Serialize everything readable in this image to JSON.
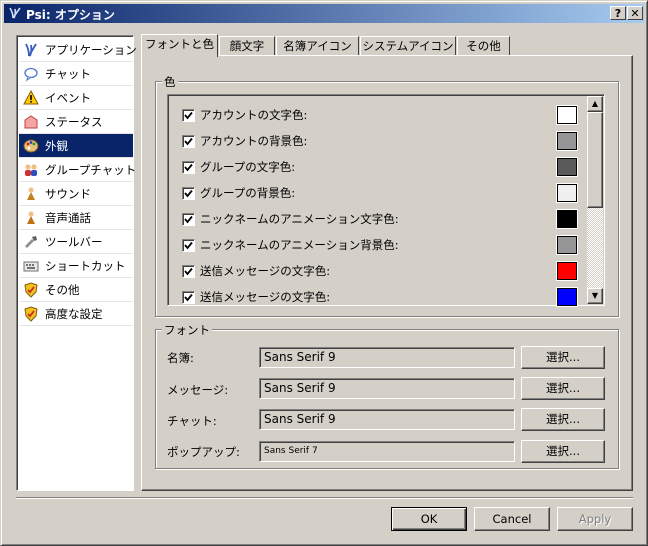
{
  "window": {
    "title": "Psi: オプション",
    "help_btn": "?",
    "close_btn": "✕"
  },
  "sidebar": {
    "items": [
      {
        "label": "アプリケーション",
        "icon": "psi-logo-icon"
      },
      {
        "label": "チャット",
        "icon": "chat-bubble-icon"
      },
      {
        "label": "イベント",
        "icon": "warning-icon"
      },
      {
        "label": "ステータス",
        "icon": "status-icon"
      },
      {
        "label": "外観",
        "icon": "palette-icon"
      },
      {
        "label": "グループチャット",
        "icon": "groupchat-icon"
      },
      {
        "label": "サウンド",
        "icon": "sound-icon"
      },
      {
        "label": "音声通話",
        "icon": "voice-call-icon"
      },
      {
        "label": "ツールバー",
        "icon": "toolbar-icon"
      },
      {
        "label": "ショートカット",
        "icon": "shortcut-icon"
      },
      {
        "label": "その他",
        "icon": "shield-icon"
      },
      {
        "label": "高度な設定",
        "icon": "shield-icon"
      }
    ],
    "selected_index": 4
  },
  "tabs": [
    {
      "label": "フォントと色"
    },
    {
      "label": "顔文字"
    },
    {
      "label": "名簿アイコン"
    },
    {
      "label": "システムアイコン"
    },
    {
      "label": "その他"
    }
  ],
  "colors_group": {
    "title": "色",
    "items": [
      {
        "label": "アカウントの文字色:",
        "checked": true,
        "color": "#ffffff"
      },
      {
        "label": "アカウントの背景色:",
        "checked": true,
        "color": "#969696"
      },
      {
        "label": "グループの文字色:",
        "checked": true,
        "color": "#5a5a5a"
      },
      {
        "label": "グループの背景色:",
        "checked": true,
        "color": "#f0f0f0"
      },
      {
        "label": "ニックネームのアニメーション文字色:",
        "checked": true,
        "color": "#000000"
      },
      {
        "label": "ニックネームのアニメーション背景色:",
        "checked": true,
        "color": "#969696"
      },
      {
        "label": "送信メッセージの文字色:",
        "checked": true,
        "color": "#ff0000"
      },
      {
        "label": "送信メッセージの文字色:",
        "checked": true,
        "color": "#0000ff"
      }
    ]
  },
  "fonts_group": {
    "title": "フォント",
    "rows": [
      {
        "label": "名簿:",
        "value": "Sans Serif 9",
        "button": "選択..."
      },
      {
        "label": "メッセージ:",
        "value": "Sans Serif 9",
        "button": "選択..."
      },
      {
        "label": "チャット:",
        "value": "Sans Serif 9",
        "button": "選択..."
      },
      {
        "label": "ポップアップ:",
        "value": "Sans Serif 7",
        "button": "選択..."
      }
    ]
  },
  "footer": {
    "ok": "OK",
    "cancel": "Cancel",
    "apply": "Apply"
  }
}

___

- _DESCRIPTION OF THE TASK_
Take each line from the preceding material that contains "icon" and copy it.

- _EXERCISE RESULT_
        "icon": "psi-logo-icon"
        "icon": "chat-bubble-icon"
        "icon": "warning-icon"
        "icon": "status-icon"
        "icon": "palette-icon"
        "icon": "groupchat-icon"
        "icon": "sound-icon"
        "icon": "voice-call-icon"
        "icon": "toolbar-icon"
        "icon": "shortcut-icon"
        "icon": "shield-icon"
        "icon": "shield-icon"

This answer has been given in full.